▸ TASK INPUT:
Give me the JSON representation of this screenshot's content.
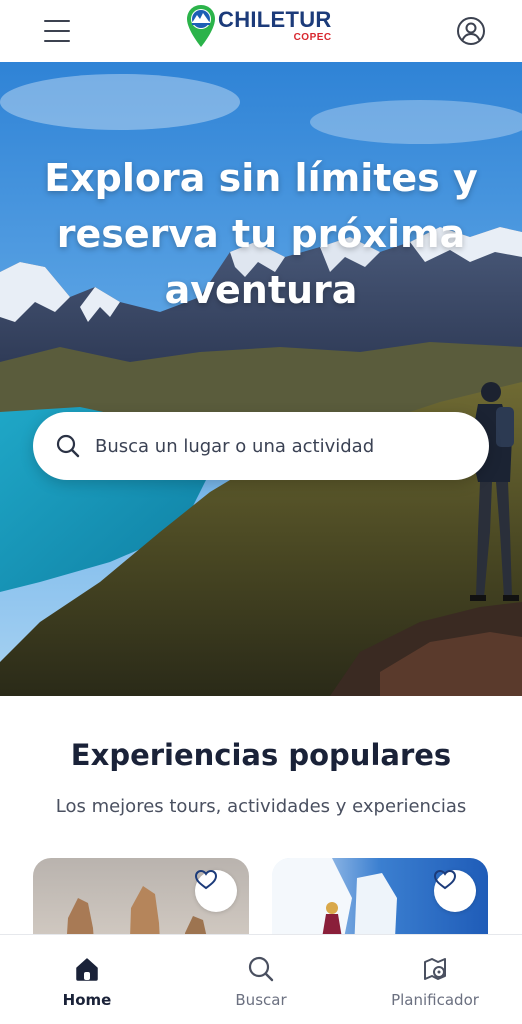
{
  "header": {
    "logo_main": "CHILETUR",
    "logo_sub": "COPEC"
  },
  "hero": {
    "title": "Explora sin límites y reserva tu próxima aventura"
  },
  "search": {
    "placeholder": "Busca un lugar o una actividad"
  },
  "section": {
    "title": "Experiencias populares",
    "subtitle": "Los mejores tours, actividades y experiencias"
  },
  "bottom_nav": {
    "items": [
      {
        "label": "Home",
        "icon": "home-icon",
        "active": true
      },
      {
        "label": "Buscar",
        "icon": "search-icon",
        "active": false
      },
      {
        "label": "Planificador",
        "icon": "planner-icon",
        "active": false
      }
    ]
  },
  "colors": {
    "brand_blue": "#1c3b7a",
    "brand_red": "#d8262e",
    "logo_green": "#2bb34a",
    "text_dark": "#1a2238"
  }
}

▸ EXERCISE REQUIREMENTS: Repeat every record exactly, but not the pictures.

▸ WRITTEN SOLUTION:
Give me the JSON representation of this screenshot's content.
{
  "header": {
    "logo_main": "CHILETUR",
    "logo_sub": "COPEC"
  },
  "hero": {
    "title": "Explora sin límites y reserva tu próxima aventura"
  },
  "search": {
    "placeholder": "Busca un lugar o una actividad"
  },
  "section": {
    "title": "Experiencias populares",
    "subtitle": "Los mejores tours, actividades y experiencias"
  },
  "bottom_nav": {
    "items": [
      {
        "label": "Home",
        "icon": "home-icon",
        "active": true
      },
      {
        "label": "Buscar",
        "icon": "search-icon",
        "active": false
      },
      {
        "label": "Planificador",
        "icon": "planner-icon",
        "active": false
      }
    ]
  },
  "colors": {
    "brand_blue": "#1c3b7a",
    "brand_red": "#d8262e",
    "logo_green": "#2bb34a",
    "text_dark": "#1a2238"
  }
}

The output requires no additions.